The Church of Jesus Christ of Latter-day Saints, or Mormon church, is offended – and making it quite clear – by a new Bloomberg Businessweek cover on which is a satirical illustration of John the Baptist ordaining Mormon founder Joseph Smith and Oliver Cowdery, one of the first LDS apostles, to the priesthood and commissioning them to build a diverse financial portfolio.
Although the lengthy story itself is done in all seriousness, the cover mocks the Mormon church's wealth, which includes a $2 billion megamall in Salt Lake City, an insurance business with assets worth $3.3 billion, and reportedly an agricultural company that owns some 1 million acres in the U.S.

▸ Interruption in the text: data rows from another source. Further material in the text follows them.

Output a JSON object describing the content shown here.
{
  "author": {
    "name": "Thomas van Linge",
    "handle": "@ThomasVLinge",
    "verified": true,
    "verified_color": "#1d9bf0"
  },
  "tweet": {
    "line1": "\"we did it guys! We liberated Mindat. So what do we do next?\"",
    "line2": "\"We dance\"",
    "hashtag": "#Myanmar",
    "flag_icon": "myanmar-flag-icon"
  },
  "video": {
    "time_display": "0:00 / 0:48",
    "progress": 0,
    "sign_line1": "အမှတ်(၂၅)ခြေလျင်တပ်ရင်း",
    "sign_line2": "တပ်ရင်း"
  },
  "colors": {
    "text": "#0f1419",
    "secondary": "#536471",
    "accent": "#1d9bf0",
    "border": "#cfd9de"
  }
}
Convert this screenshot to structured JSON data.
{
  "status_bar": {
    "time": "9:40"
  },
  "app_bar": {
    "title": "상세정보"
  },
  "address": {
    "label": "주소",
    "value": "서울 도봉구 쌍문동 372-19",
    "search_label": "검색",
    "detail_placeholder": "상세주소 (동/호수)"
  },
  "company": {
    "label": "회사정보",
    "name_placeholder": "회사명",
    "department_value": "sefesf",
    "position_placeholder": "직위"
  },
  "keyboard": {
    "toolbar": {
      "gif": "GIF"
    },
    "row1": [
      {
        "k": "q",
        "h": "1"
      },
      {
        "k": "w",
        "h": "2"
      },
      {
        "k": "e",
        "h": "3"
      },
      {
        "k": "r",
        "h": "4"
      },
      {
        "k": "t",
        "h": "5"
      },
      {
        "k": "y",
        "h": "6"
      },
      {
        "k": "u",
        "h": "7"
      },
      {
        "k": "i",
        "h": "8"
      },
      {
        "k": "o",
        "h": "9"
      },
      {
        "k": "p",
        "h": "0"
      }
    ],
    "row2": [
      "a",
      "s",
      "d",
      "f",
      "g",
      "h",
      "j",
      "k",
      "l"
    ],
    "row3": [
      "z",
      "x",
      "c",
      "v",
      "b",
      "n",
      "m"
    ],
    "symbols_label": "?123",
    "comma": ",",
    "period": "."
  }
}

The magazine cover depicts John the Baptist, who is wearing a white robe with bright light radiating from him, placing his hands on Smith and Cowdery commissioning them, "…And thou shalt build a shopping mall, own stock in Burger King, and open a Polynesian theme park in Hawaii that shall be largely exempt from the frustrations of tax…" Smith in all solemnity responds, "Hallelujah." The illustration itself is serious, which makes the words in the comic-like speech bubble even more ridiculous and out of place.
In response to the issue, which hit stands on Friday, July 13, Mormon church spokesman Michael Purdy told the LDS-owned Deseret News that the cover is "in such poor taste it is difficult to even find the words to comment on it."
Not only is the Mormon church upset by the satirical magazine cover, but also the insinuation that it is stingy when it comes to charitable donations despite being worth an estimated $40 billion and taking in $8 billion a year from tithes. The article says that the LDS church gives away less than one percent of its annual income to charity.
In response, the Mormon church says in a statement, "The key to understanding Church finances is to understand that they are a means to an end. They allow the Church to carry out its religious mission across the world." Funds are used to build churches for members worldwide, support educational and missionary programs, operate the nearly 140 temples, and support welfare programs, Mormon leaders explain in the statement.
"Does the Church own for-profit businesses? Yes," reads the statement. "In the Church's earlier history as it was establishing itself in the remote Intermountain West, some of those businesses were necessitated by the simple fact that they didn't exist elsewhere in the community."
"Today, the Church's business assets support the Church's mission and principles by serving as a rainy day fund."
Mormons make up about 1.7 percent of the U.S. population, or about 5.3 million people.